_Task to carry out_. Repeat the entries exactly, keeping every line as it is.
Records for this task Block Start
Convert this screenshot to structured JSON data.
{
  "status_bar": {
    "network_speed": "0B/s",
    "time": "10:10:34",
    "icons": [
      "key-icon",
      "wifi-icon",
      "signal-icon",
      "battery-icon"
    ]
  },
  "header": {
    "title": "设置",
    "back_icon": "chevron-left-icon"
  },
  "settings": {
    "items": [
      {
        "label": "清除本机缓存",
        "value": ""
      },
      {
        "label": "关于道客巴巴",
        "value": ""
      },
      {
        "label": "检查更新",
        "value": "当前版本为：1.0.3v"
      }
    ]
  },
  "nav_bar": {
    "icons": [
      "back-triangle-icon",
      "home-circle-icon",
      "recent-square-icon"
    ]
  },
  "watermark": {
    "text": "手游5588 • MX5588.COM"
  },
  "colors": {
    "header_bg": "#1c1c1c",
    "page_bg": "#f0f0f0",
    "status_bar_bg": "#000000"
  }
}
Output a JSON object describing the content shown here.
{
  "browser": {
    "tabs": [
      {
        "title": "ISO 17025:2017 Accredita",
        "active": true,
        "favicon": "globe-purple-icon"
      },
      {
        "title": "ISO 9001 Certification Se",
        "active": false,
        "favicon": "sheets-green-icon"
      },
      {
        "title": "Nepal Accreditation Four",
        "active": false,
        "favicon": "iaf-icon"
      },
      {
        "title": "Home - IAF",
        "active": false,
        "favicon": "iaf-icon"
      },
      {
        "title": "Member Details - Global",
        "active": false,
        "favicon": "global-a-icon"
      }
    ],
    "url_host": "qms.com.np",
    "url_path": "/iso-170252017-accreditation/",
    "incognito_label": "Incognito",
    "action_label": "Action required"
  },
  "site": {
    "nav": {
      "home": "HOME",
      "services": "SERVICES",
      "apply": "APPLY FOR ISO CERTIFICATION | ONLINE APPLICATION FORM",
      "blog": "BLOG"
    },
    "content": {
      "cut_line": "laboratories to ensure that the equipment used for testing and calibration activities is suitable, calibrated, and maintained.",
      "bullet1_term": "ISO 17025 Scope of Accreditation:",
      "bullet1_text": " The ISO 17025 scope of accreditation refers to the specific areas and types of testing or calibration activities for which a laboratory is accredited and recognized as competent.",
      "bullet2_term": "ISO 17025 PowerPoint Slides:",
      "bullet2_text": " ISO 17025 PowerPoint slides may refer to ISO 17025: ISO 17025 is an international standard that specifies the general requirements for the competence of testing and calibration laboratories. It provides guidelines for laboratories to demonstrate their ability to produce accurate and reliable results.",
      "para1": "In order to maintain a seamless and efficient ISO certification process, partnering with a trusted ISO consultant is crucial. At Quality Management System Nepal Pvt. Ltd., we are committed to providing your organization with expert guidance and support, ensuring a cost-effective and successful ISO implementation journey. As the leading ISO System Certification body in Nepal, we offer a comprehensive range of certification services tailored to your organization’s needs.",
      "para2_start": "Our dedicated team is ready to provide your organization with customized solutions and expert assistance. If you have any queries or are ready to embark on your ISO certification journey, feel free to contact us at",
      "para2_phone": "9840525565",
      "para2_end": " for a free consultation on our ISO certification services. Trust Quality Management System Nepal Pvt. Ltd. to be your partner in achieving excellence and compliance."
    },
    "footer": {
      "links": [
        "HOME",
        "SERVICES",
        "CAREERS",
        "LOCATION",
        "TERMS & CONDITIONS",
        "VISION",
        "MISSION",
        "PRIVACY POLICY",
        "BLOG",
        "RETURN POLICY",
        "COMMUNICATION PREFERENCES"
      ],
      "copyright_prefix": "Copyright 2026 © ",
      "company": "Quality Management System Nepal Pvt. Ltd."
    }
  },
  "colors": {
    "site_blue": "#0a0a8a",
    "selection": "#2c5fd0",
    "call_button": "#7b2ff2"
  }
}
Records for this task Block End
_Reply_.
Convert this screenshot to structured JSON data.
{
  "status_bar": {
    "network_speed": "0B/s",
    "time": "10:10:34",
    "icons": [
      "key-icon",
      "wifi-icon",
      "signal-icon",
      "battery-icon"
    ]
  },
  "header": {
    "title": "设置",
    "back_icon": "chevron-left-icon"
  },
  "settings": {
    "items": [
      {
        "label": "清除本机缓存",
        "value": ""
      },
      {
        "label": "关于道客巴巴",
        "value": ""
      },
      {
        "label": "检查更新",
        "value": "当前版本为：1.0.3v"
      }
    ]
  },
  "nav_bar": {
    "icons": [
      "back-triangle-icon",
      "home-circle-icon",
      "recent-square-icon"
    ]
  },
  "watermark": {
    "text": "手游5588 • MX5588.COM"
  },
  "colors": {
    "header_bg": "#1c1c1c",
    "page_bg": "#f0f0f0",
    "status_bar_bg": "#000000"
  }
}
Output a JSON object describing the content shown here.
{
  "browser": {
    "tabs": [
      {
        "title": "ISO 17025:2017 Accredita",
        "active": true,
        "favicon": "globe-purple-icon"
      },
      {
        "title": "ISO 9001 Certification Se",
        "active": false,
        "favicon": "sheets-green-icon"
      },
      {
        "title": "Nepal Accreditation Four",
        "active": false,
        "favicon": "iaf-icon"
      },
      {
        "title": "Home - IAF",
        "active": false,
        "favicon": "iaf-icon"
      },
      {
        "title": "Member Details - Global",
        "active": false,
        "favicon": "global-a-icon"
      }
    ],
    "url_host": "qms.com.np",
    "url_path": "/iso-170252017-accreditation/",
    "incognito_label": "Incognito",
    "action_label": "Action required"
  },
  "site": {
    "nav": {
      "home": "HOME",
      "services": "SERVICES",
      "apply": "APPLY FOR ISO CERTIFICATION | ONLINE APPLICATION FORM",
      "blog": "BLOG"
    },
    "content": {
      "cut_line": "laboratories to ensure that the equipment used for testing and calibration activities is suitable, calibrated, and maintained.",
      "bullet1_term": "ISO 17025 Scope of Accreditation:",
      "bullet1_text": " The ISO 17025 scope of accreditation refers to the specific areas and types of testing or calibration activities for which a laboratory is accredited and recognized as competent.",
      "bullet2_term": "ISO 17025 PowerPoint Slides:",
      "bullet2_text": " ISO 17025 PowerPoint slides may refer to ISO 17025: ISO 17025 is an international standard that specifies the general requirements for the competence of testing and calibration laboratories. It provides guidelines for laboratories to demonstrate their ability to produce accurate and reliable results.",
      "para1": "In order to maintain a seamless and efficient ISO certification process, partnering with a trusted ISO consultant is crucial. At Quality Management System Nepal Pvt. Ltd., we are committed to providing your organization with expert guidance and support, ensuring a cost-effective and successful ISO implementation journey. As the leading ISO System Certification body in Nepal, we offer a comprehensive range of certification services tailored to your organization’s needs.",
      "para2_start": "Our dedicated team is ready to provide your organization with customized solutions and expert assistance. If you have any queries or are ready to embark on your ISO certification journey, feel free to contact us at",
      "para2_phone": "9840525565",
      "para2_end": " for a free consultation on our ISO certification services. Trust Quality Management System Nepal Pvt. Ltd. to be your partner in achieving excellence and compliance."
    },
    "footer": {
      "links": [
        "HOME",
        "SERVICES",
        "CAREERS",
        "LOCATION",
        "TERMS & CONDITIONS",
        "VISION",
        "MISSION",
        "PRIVACY POLICY",
        "BLOG",
        "RETURN POLICY",
        "COMMUNICATION PREFERENCES"
      ],
      "copyright_prefix": "Copyright 2026 © ",
      "company": "Quality Management System Nepal Pvt. Ltd."
    }
  },
  "colors": {
    "site_blue": "#0a0a8a",
    "selection": "#2c5fd0",
    "call_button": "#7b2ff2"
  }
}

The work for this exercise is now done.